Case #: B195181
Court: CA Court of Appeal
District 2 DCA
Division: 5
Opinion Date: 09/19/2007

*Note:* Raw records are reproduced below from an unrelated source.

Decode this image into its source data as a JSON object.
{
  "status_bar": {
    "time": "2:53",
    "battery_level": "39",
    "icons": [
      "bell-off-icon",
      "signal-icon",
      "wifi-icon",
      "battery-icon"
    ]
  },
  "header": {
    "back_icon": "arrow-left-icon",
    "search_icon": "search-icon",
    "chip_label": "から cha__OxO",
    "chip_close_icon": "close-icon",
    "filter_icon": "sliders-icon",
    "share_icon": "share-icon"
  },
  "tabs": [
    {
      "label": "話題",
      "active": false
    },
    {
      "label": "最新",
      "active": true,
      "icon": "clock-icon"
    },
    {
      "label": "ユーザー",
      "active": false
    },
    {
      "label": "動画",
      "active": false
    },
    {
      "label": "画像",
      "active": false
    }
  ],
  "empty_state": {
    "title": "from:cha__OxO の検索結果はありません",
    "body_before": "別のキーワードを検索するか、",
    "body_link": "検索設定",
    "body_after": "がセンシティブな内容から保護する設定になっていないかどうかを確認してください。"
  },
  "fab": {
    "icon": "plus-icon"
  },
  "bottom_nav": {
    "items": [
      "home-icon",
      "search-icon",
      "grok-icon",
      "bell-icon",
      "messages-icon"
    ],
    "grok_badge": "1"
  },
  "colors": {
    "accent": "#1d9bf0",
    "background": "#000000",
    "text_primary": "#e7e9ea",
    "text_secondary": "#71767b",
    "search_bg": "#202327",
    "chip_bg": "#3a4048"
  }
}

There was sufficient evidence that appellant made criminal threats despite the fact that he was incarcerated in segregated housing. Mosley, a jail inmate, made threats to numerous deputies. On one day, he pulled out a razor blade and made a slashing motion, stating, “This is for Deputy Wargo.” He was convicted of seven counts of making criminal threats, and one count of custodial possession of a weapon. The trial court selected count 1, the threat against Wargo, as the principal term. It then imposed full term consecutive sentences for counts 1 and 4. Mosley challenged the sufficiency of evidence on some of the threats because he was an inmate housed in a segregated module, and therefore there was insufficient evidence as to the “immediate prospect of execution” and “sustained fear” as to the counts in question. He made the threats to one deputy, who communicated them to the intended victims. Further, Mosley was known to be a difficult and disruptive inmate. The appellate court rejected the argument. Although Mosley was in segregated housing, the deputies knew of his ability to obtain weapons and his gang connections in the community. Mosely claimed to have “trained” another inmate who was convicted of killing a correctional officer. He claimed to have “people” on the outside who could carry out the threats. Based on all the facts, the jury could reasonably find that Mosley’s threats were unequivocal, immediate, and specific. Further, given the nature of the threats, they conveyed an immediate prospect of execution causing the victims to be in sustained fear for their safety. However, the trial court did err when it sentenced Mosely on count 4 to a full term. Section 1170.1, subdivision (a) requires that the greatest sentence be the principal term which is in this case the six-year term imposed on count 4, the weapon possession conviction. Count 1 must therefore become a 16-month subordinate term. Reversal was required so that the trial court could determine whether to also reduce the concurrent terms.